By Richard Folokiya:
One hundred and twenty-six years have gone since freedom fighter John Chilembwe went to be with the Lord but his name lives on among others.
Every year on January 15, multitudes of people flock to Providence Industrial Mission (PIM) Church headquarters in Chiradzulu District to celebrate the life of Chilembwe who stood against the colonial masters with “enough is enough”.
He was against the cruelty and dehumanisation that Africans faced that time at the hand of the Nyasaland colonial rulers.
The day is graced with activities including speeches and prayers which prop those living today to emulate the courage that Chilembwe showed more than a century ago.
It is also a time of remembering others who stood up against the colonial regime.
Essentially, Chilembwe lost his life as he attempted to liberate native Africans in Nyasaland from oppression.
This year, the traditional high-profile commemoration will not take place due to the raging Covid-19 which has significantly altered the way we live—and die— surrounded by our loved ones.
President of the African Baptist Assembly of PIM Reverend William Mitambo implores Malawians to be humble always as the nation struggles with the virus.
He supports the idea that Chilembwe Day commemorations can he held at a later day due to the Covid-19 pandemic, which is spreading exponentially.
Mitambo says the decision has been arrived at by the church’s top leadership, government officials, national public events committee, health officials and Chiradzulu District Commissioner.
“This year’s theme is ‘Malawi, Turn Away from Sin’ and it is derived from 2 Timothy 3:1-7. We should remember that there will be difficult times in the last days. But let us all demonstrate unity and solidarity by joining hands in seeking God’s favours.
“It is really painful that the pandemic continues claiming lives of our brothers and sisters. I, therefore, ask everyone to obey and trust the Lord forever because he protects us and is our refuge. Let us continue observing measures prescribed by health experts such as washing hands frequently, observing social distance, avoiding hand shaking and always wearing a face mask,” Mitambo says.
He adds that Chilembwe envisioned African countries being independent from the colonial administration to ably transform and improve their own livelihoods.
“It is for this reason that engaging citizens to access quality education would emancipate the nation from poverty to prosperity. We need to draw significant lessons from what Chilembwe did,” the religious leader says.
PIM is said to have made tangible strides towards the advancement of its works in Africa despite some setbacks that hinder effective and efficient progress of the work.
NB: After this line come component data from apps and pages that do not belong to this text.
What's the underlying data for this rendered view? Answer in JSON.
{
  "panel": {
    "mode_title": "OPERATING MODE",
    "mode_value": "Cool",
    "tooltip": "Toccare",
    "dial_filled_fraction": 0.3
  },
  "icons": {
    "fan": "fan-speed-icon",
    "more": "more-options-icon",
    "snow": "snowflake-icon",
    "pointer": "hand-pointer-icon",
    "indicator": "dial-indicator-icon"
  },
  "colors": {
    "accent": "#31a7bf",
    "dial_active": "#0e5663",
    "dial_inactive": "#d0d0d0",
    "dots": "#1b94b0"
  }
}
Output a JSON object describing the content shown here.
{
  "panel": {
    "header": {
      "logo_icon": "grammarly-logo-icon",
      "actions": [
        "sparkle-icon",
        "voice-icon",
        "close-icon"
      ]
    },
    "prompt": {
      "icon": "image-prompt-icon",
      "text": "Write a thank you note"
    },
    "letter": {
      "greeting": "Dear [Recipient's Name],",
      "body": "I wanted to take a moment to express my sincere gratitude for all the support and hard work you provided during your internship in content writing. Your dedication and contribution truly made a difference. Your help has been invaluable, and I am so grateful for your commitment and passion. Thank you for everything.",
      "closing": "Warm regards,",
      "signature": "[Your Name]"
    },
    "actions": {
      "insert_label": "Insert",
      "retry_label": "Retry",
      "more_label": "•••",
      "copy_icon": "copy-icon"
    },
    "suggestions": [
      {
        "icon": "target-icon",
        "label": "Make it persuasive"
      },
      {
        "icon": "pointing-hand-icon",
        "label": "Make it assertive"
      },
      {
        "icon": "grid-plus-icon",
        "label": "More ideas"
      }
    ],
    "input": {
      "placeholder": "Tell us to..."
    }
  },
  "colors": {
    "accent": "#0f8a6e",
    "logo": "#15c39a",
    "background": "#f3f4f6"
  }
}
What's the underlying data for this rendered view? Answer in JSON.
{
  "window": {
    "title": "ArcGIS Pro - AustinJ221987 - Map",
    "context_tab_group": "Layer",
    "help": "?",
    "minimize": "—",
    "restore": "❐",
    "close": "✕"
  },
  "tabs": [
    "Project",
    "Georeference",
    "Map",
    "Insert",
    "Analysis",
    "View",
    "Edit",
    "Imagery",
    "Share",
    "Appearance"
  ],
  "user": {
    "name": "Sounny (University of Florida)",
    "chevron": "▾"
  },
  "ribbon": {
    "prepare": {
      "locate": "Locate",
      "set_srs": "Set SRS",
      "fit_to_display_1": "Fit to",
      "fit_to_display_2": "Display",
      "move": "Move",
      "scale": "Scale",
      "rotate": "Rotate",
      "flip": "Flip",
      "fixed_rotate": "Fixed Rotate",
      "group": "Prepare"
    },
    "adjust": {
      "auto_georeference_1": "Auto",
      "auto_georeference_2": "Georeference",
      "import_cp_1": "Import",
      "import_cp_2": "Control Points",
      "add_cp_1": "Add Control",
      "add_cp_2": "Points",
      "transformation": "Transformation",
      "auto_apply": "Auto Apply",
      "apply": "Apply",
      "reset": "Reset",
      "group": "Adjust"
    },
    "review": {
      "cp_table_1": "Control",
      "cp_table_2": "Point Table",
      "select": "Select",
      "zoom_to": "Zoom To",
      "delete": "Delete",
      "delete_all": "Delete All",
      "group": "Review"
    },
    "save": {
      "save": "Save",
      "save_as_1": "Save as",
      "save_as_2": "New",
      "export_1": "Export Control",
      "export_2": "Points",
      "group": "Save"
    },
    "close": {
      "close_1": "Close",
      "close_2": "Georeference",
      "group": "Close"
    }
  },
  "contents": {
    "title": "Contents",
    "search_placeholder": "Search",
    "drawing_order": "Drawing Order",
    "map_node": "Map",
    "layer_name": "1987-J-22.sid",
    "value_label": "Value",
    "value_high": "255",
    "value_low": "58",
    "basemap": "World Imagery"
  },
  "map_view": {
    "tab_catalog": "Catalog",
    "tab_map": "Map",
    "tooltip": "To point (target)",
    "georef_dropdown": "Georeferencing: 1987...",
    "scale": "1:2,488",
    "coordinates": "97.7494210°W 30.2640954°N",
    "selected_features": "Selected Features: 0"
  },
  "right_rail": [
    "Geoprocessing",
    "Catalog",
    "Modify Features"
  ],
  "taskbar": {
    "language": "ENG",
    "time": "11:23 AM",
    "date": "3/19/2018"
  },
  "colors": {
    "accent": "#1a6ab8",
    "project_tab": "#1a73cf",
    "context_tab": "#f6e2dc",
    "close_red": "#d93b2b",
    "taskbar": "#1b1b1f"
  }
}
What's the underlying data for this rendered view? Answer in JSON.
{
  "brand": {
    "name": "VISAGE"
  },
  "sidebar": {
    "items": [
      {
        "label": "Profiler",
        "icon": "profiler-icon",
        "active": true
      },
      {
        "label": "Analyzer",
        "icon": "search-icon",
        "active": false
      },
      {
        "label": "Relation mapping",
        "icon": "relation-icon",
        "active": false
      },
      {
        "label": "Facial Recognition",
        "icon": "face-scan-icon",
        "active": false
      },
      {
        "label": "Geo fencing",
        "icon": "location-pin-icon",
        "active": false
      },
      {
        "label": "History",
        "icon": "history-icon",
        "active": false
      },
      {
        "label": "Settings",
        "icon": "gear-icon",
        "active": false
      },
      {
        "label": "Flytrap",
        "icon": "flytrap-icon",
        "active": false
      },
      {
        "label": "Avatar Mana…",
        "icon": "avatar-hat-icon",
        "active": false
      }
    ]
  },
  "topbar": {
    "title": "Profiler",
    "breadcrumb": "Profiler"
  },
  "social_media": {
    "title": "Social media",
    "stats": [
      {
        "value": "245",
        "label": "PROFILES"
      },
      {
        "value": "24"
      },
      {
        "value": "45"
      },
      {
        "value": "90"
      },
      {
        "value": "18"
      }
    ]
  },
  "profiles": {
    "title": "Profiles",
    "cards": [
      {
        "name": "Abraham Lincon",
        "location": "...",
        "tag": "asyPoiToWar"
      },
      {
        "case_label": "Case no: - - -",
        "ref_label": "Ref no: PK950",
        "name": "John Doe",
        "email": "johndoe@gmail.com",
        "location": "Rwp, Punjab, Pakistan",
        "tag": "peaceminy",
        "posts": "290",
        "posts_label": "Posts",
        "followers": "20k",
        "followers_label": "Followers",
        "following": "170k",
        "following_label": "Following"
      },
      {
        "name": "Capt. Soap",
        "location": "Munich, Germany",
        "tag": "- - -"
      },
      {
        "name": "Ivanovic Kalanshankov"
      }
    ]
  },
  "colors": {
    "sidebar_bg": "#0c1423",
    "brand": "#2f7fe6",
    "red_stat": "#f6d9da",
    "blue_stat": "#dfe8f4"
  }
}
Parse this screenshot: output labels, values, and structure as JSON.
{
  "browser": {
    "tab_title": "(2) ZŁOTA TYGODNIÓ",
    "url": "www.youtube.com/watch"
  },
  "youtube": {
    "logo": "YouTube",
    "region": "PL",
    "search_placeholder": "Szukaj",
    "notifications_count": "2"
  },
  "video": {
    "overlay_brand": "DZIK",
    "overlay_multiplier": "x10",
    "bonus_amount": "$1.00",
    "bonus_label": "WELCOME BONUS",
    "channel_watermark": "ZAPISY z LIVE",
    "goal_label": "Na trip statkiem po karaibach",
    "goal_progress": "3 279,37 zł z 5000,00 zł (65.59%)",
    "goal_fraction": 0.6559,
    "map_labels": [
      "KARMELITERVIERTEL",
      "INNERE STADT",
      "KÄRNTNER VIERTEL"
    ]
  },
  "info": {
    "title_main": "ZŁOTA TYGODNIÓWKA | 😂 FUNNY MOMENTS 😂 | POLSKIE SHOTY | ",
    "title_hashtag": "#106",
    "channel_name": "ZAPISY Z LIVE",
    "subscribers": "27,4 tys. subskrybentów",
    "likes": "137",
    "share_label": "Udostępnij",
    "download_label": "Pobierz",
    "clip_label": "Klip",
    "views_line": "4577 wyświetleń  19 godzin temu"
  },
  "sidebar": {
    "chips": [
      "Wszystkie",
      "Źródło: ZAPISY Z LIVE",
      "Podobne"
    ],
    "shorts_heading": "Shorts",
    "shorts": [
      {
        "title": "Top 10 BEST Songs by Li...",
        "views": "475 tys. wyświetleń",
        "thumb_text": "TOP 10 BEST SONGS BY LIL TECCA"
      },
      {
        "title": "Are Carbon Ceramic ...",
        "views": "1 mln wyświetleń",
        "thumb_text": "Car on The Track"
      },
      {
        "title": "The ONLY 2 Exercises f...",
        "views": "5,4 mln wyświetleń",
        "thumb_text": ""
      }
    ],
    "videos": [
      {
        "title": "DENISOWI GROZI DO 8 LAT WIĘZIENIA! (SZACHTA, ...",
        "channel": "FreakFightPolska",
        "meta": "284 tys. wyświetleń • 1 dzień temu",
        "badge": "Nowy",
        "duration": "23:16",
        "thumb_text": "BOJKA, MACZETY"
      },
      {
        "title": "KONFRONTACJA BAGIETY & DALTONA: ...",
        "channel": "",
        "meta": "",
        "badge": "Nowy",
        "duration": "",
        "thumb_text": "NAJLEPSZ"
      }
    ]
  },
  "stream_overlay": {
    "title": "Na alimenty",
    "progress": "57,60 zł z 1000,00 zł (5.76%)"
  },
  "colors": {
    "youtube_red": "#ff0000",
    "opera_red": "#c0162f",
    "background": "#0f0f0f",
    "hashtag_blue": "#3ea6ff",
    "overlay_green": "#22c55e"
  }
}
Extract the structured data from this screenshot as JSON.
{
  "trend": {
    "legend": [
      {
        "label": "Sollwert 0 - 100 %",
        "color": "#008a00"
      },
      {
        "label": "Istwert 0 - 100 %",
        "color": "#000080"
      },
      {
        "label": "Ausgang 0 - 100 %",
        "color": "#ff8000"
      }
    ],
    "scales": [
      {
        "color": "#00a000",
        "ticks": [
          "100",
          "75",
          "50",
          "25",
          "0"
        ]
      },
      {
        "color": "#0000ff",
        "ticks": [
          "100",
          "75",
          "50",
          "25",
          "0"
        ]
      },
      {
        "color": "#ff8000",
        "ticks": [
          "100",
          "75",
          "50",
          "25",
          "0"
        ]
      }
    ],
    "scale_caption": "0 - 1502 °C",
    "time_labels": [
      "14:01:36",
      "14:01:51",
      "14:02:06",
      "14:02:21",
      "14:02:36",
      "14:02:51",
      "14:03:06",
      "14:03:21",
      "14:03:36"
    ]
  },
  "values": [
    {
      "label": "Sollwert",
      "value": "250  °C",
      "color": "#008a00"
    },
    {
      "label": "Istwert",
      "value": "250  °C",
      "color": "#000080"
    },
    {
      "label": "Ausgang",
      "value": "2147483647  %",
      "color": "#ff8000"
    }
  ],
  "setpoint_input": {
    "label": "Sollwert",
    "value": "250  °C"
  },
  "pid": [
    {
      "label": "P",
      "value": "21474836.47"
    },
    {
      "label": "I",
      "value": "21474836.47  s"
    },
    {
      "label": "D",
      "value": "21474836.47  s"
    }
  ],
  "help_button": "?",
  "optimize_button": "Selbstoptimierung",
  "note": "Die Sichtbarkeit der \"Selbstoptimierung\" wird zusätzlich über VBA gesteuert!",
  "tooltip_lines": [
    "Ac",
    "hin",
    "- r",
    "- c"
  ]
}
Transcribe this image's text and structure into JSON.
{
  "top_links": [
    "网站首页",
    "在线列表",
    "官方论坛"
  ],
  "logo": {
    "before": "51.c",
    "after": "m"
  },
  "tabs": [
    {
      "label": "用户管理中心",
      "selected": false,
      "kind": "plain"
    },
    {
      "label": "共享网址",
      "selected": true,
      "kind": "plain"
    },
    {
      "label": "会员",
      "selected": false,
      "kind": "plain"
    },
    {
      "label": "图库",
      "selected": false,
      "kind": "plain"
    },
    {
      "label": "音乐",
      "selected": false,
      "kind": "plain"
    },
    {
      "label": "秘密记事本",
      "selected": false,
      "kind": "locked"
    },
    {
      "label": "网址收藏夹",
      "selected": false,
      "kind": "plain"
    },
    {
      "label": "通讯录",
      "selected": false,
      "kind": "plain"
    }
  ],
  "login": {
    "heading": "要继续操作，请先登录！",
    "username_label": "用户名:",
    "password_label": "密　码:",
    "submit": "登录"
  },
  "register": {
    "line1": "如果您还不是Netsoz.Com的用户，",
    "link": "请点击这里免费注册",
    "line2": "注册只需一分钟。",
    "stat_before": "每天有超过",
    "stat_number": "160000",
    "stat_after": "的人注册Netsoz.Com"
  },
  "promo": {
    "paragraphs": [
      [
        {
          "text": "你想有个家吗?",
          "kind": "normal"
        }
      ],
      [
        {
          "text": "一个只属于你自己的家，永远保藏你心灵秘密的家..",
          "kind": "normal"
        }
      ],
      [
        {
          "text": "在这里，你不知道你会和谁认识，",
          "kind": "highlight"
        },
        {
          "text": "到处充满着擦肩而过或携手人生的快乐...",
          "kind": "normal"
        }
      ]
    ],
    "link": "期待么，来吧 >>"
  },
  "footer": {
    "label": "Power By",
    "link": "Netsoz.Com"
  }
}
It has strengthened evangelism in many parts of Malawi, South Africa, Zambia, Zimbabwe, the Democratic Republic of Congo and Mozambique. The leaders have held evangelism crusades in some districts in Malawi.
More church evangelists have also joined pastoral training at PIM Theological College.
Mitambo says: “The church has managed to train 19 pastors within three years and, by God’s grace, they were ordained on July 26 last year. Out of the 19 pastors, 17 were from Malawi and two from Mozambique.”
On his part, Reverend John Mukitiha, who is the church’s executive secretary, says PIM Christians are bonded together by their faith in Christ and that they plays an active role in propagating the gospel under Baptist doctrines.
Mukitiha says youth through Baptist Young People’s Union (BYPU), are strongly united as members of Christ’s body.
“Over the years, BYPU youths have been engaged in evangelism, prayer, fellowship and charity work. It is currently led by a pastor to help mould the youths into responsible and productive future citizens.
“This has also assisted them to have a vibrant ministry and follow guidelines that the church offers for the smooth running of the ministry,” he adds.